[Dataset rows describing interfaces]
========

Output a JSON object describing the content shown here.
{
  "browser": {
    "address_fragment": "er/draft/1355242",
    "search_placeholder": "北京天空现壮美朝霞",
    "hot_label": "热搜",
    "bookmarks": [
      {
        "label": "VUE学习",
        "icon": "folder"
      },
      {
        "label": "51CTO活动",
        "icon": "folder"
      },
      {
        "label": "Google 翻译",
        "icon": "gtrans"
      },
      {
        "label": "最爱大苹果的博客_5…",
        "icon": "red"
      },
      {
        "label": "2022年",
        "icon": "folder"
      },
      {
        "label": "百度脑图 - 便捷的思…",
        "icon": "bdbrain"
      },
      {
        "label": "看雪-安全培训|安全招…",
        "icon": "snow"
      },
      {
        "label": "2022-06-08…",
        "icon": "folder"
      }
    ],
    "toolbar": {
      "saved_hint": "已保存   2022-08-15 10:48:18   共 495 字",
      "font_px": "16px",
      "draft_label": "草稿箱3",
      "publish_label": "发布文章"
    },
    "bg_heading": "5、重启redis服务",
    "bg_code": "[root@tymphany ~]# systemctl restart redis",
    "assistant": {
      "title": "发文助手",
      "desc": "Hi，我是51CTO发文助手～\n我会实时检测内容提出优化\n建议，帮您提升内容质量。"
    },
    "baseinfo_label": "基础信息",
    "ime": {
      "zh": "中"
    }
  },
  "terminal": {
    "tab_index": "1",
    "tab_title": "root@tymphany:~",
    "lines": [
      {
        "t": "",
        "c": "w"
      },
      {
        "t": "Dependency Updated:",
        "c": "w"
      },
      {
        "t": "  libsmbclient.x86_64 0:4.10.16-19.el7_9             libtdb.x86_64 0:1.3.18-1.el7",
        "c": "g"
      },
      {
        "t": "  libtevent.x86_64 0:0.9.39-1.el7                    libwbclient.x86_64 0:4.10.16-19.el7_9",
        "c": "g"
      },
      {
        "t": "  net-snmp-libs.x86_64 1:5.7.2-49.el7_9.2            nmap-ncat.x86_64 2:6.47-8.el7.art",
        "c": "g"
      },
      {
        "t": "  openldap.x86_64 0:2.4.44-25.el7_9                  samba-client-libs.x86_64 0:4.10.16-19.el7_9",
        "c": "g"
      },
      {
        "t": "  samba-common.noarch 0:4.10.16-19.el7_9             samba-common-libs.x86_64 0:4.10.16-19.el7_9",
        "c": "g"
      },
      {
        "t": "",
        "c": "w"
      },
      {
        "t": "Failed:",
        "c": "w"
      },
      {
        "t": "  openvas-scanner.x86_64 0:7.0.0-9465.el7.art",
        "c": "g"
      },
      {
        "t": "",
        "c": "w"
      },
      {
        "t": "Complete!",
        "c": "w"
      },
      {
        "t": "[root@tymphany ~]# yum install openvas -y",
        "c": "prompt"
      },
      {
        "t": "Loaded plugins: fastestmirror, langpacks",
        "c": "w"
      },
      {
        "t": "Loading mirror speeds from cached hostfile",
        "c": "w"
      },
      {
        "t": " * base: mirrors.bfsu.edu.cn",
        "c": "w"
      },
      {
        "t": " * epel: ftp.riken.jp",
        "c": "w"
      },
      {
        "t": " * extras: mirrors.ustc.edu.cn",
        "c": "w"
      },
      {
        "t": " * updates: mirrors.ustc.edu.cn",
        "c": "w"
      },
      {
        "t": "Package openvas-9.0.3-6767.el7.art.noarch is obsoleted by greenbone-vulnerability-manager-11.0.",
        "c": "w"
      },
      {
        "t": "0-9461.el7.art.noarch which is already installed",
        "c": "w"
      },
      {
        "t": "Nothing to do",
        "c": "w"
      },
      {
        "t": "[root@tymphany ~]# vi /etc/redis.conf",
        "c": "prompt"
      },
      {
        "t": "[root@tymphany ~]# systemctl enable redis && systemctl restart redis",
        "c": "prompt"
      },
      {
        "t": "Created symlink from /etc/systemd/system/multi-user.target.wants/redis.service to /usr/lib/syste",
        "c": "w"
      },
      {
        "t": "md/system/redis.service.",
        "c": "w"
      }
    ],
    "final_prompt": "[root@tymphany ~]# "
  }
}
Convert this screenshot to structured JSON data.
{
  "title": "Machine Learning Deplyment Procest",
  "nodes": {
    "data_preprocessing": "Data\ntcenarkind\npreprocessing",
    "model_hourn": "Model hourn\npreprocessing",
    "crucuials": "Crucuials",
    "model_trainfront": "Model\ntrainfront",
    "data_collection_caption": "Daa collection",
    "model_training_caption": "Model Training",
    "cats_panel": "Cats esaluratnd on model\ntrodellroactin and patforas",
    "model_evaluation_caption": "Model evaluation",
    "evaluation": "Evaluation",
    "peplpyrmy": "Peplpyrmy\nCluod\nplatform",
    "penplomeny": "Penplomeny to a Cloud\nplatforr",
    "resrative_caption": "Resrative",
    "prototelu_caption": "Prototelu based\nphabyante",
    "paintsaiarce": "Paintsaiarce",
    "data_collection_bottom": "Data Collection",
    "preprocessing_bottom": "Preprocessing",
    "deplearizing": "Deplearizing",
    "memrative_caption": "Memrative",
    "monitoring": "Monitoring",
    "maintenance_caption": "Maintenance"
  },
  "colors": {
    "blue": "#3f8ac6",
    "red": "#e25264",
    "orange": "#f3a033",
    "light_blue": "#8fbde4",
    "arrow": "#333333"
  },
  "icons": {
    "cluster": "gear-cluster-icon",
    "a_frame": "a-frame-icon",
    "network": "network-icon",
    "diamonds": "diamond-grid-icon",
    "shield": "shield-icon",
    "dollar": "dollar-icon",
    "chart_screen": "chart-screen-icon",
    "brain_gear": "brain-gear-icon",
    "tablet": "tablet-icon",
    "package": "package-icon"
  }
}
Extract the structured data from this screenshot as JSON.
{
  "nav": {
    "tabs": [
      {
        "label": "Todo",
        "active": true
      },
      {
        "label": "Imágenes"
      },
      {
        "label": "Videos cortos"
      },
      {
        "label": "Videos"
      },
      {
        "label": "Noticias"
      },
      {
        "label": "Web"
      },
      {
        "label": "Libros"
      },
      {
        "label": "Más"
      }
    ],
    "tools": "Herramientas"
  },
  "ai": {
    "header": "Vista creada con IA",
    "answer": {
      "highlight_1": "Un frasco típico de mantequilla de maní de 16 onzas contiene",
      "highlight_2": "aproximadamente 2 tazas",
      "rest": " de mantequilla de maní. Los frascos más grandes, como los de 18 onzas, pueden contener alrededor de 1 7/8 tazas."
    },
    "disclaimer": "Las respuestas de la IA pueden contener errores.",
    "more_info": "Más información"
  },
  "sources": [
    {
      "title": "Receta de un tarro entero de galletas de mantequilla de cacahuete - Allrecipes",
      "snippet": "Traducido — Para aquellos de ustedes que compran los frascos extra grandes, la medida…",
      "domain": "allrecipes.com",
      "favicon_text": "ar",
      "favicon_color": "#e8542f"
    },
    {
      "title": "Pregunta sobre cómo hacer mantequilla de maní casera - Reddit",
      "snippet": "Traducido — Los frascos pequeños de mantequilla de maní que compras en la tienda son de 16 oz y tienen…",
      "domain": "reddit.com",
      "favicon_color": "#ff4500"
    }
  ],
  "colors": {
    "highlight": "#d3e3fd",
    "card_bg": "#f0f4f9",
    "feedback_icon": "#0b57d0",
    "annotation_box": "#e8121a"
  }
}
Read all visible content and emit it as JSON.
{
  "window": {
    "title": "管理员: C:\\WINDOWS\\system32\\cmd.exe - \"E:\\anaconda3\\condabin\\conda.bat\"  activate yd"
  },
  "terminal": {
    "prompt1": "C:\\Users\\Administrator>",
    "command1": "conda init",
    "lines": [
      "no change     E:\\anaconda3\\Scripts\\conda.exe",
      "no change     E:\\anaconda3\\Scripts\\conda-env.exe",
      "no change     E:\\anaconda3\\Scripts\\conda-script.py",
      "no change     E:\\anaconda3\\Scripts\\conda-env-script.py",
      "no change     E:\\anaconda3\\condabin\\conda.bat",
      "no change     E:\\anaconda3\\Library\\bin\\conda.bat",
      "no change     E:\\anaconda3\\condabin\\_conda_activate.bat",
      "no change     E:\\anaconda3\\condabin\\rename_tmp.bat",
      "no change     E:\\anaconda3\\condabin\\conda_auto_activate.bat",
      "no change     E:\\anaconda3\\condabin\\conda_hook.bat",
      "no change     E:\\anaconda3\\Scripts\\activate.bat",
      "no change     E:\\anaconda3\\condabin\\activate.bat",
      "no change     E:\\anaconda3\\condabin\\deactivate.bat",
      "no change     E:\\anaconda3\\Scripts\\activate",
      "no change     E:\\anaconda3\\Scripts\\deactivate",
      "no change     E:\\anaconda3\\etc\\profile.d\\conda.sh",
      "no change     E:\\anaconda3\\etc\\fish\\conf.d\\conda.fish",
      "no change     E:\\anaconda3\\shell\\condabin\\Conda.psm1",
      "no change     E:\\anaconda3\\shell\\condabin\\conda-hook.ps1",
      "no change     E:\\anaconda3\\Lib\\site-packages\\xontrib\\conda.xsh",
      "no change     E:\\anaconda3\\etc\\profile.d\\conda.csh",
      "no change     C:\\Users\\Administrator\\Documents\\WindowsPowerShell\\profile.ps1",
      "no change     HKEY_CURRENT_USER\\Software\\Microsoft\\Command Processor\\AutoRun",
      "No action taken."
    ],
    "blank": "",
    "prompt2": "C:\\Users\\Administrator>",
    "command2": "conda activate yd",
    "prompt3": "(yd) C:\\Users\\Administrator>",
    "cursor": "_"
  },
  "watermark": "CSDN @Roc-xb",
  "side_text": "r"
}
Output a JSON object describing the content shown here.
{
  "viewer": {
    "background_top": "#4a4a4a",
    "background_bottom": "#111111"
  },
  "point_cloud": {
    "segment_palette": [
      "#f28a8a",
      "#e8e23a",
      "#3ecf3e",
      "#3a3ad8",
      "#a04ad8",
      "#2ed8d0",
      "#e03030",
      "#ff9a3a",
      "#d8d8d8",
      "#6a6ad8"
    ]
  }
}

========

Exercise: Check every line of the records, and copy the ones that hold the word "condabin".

Response to the task:
    "title": "管理员: C:\\WINDOWS\\system32\\cmd.exe - \"E:\\anaconda3\\condabin\\conda.bat\"  activate yd"
      "no change     E:\\anaconda3\\condabin\\conda.bat",
      "no change     E:\\anaconda3\\condabin\\_conda_activate.bat",
      "no change     E:\\anaconda3\\condabin\\rename_tmp.bat",
      "no change     E:\\anaconda3\\condabin\\conda_auto_activate.bat",
      "no change     E:\\anaconda3\\condabin\\conda_hook.bat",
      "no change     E:\\anaconda3\\condabin\\activate.bat",
      "no change     E:\\anaconda3\\condabin\\deactivate.bat",
      "no change     E:\\anaconda3\\shell\\condabin\\Conda.psm1",
      "no change     E:\\anaconda3\\shell\\condabin\\conda-hook.ps1",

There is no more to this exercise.